Although ingestible beauty—that is, eating, drinking, or taking in capsule form ingredients that promise supple skin and a youthful, glowing visage—dates back several centuries, the phenomenon has become increasingly popular in recent years. Walk into any Whole Foods, Trader Joe’s, or even Sephora, and you’ll be hard pressed not to find at least one product that touts an impressive beauty benefit with a mere bite of a collagen gummy or swig of a retinol-infused beverage. Indeed, it seems as though every food, wellness, and beauty company has launched offerings in the ingestible beauty space in the last few years; however, there was one brand that pioneered the concept long before adaptogen supplements and apple cider vinegar was in kitchen cabinets around the globe.
When supplements powerhouse Reserveage was first established in 2009, widespread understanding of beauty from the inside out was only just beginning, but that didn’t stop founder Naomi Whittel from creating a brand whose very identity was based on beauty in a bottle. With a slew of collagen chews, resveratrol powders, keratin capsules, and more, the company helped put ingestible beauty on the map and make it the multi-billion-dollar sector that it is today. But as traditional skincare brands continue to break into the supplements arena, Reserveage, already a dominant player in the space, is doing things the other way around.
In September, the brand made its foray into topical products with the launch of the Pro-Collagen Booster Skincare Collection, a line of four creams designed to address the most visible areas of skin on a woman’s body—the face, eyes, neck and décolleté, and hands and feet.

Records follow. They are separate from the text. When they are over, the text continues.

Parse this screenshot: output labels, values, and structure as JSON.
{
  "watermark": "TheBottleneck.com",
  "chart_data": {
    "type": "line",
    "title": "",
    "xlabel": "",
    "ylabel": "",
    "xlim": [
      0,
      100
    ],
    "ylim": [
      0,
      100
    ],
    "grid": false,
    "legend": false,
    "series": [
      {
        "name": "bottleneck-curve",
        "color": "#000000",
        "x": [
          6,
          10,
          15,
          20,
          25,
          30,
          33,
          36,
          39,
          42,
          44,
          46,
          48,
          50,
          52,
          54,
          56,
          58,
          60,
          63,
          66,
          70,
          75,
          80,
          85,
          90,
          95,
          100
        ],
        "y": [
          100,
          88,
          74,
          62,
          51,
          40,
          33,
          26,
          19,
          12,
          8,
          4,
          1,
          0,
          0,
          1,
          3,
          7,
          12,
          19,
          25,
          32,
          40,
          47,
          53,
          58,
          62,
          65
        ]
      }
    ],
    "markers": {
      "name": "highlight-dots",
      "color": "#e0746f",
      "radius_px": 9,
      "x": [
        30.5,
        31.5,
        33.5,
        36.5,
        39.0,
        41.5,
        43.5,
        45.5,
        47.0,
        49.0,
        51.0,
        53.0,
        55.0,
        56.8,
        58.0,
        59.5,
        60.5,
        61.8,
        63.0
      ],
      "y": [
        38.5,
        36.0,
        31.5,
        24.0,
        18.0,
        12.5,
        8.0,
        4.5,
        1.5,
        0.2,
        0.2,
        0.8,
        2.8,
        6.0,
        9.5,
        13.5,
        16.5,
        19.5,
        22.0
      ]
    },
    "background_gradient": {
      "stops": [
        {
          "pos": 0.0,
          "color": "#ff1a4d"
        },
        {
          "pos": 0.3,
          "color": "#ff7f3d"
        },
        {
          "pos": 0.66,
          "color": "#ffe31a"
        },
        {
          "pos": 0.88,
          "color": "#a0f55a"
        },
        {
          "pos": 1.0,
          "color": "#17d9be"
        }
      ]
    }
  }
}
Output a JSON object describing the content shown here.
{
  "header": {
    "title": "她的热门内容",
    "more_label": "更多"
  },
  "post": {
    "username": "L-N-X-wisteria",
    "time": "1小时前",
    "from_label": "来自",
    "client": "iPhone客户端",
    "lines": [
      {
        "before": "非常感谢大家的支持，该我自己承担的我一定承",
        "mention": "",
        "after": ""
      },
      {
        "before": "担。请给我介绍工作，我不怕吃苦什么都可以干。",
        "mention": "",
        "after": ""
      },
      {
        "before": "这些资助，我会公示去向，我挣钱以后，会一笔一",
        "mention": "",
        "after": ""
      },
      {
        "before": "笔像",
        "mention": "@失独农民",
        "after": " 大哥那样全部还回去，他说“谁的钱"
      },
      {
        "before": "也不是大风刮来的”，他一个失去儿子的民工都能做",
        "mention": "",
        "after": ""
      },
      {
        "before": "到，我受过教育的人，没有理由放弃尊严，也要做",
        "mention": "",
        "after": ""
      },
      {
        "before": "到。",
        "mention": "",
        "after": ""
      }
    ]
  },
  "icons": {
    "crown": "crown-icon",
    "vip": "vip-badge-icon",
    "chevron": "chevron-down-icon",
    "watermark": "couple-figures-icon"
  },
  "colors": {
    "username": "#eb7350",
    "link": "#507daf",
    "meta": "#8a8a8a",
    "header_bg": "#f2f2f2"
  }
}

Each of the formulations seeks to stimulate collagen production by using a proprietary technology that delivers micro-encapsulated copper peptides to the skin, an approach that distinctly differs from those of other topical collagen products.
“For years, we have seen topical products contain collagen, but collagen cannot penetrate the skin, and if it did, you would likely have a severe allergic reaction by absorbing it from another species without it first having a chance to break down in your body’s digestion,” explains Yamit Sadok, senior director of marketing at Reserveage. “By contrast, the micro-encapsulated copper peptides do penetrate the skin and result in promoting the appearance of collagen-rich skin, supporting young, smooth, and firm skin, and visibly diminishing the signs of aging.”
The new skincare also includes nine other ingredients with more than 29 clinical studies and have demonstrated highly effective results, and the finished products were all the subject of a two-year study led by a renowned dermatologist.
But Reserveage’s entry into topical skincare comes at an interesting time, when not only are legacy beauty brands getting into ingestibles but the larger beauty industry is more saturated than ever. Even so, the supplements creator believes its skincare line does something others simply are not. “The Beauty industry is shifting with growing interest from consumers around what they are putting in their body to address beauty concerns, not just on their body,” Sadok says. “Reserveage is already positioned as a premium beauty brand with collagen-boosting nutritionals, and our new Pro-Collagen Booster Skincare Collection is complementary to the supplement line, establishing our inner and outer beauty portfolio.”
Reserveage anticipates that customers will use both its skincare and supplement offerings in tandem to achieve the best possible results. “Skincare effect is strictly on the topmost layer of the skin but also has an advantage with short term benefits, such as helping lock in moisture and maintaining skin barrier function. Supplements, on the other hand, exert their effect on all three layers of the skin and throughout the entire body but will take longer to realize visible results,” the senior director of marketing notes. “So, together, they work systematically throughout the entire body by stimulating collagen production and providing long-term improvements in wrinkles, elasticity, and more.”
The skincare launch is also representative of a larger shift for Reserveage, which includes a repositioning of the brand’s identity and aims. “Late last year, we took a step back and focused on awareness studies and macro trends that were happening within the health and beauty space, along with opportunities that were available to really stand out as a brand,” Sadok recalls. “Our major takeaways were that we needed to meet women where they are, to shift our thinking from an aspirational French ideal of female beauty to a personal ideal where women redefine their own perception of beauty.”
For Reserveage, this meant maintaining the heart of the business, to create science-backed, clinically-tested products made for women by women, but changing the approach. “It really boils down to helping women of all backgrounds feel more beautiful, more authentic, and more represented,” Sadok says. “That’s the approach we’re taking with our brand and with what we offer.”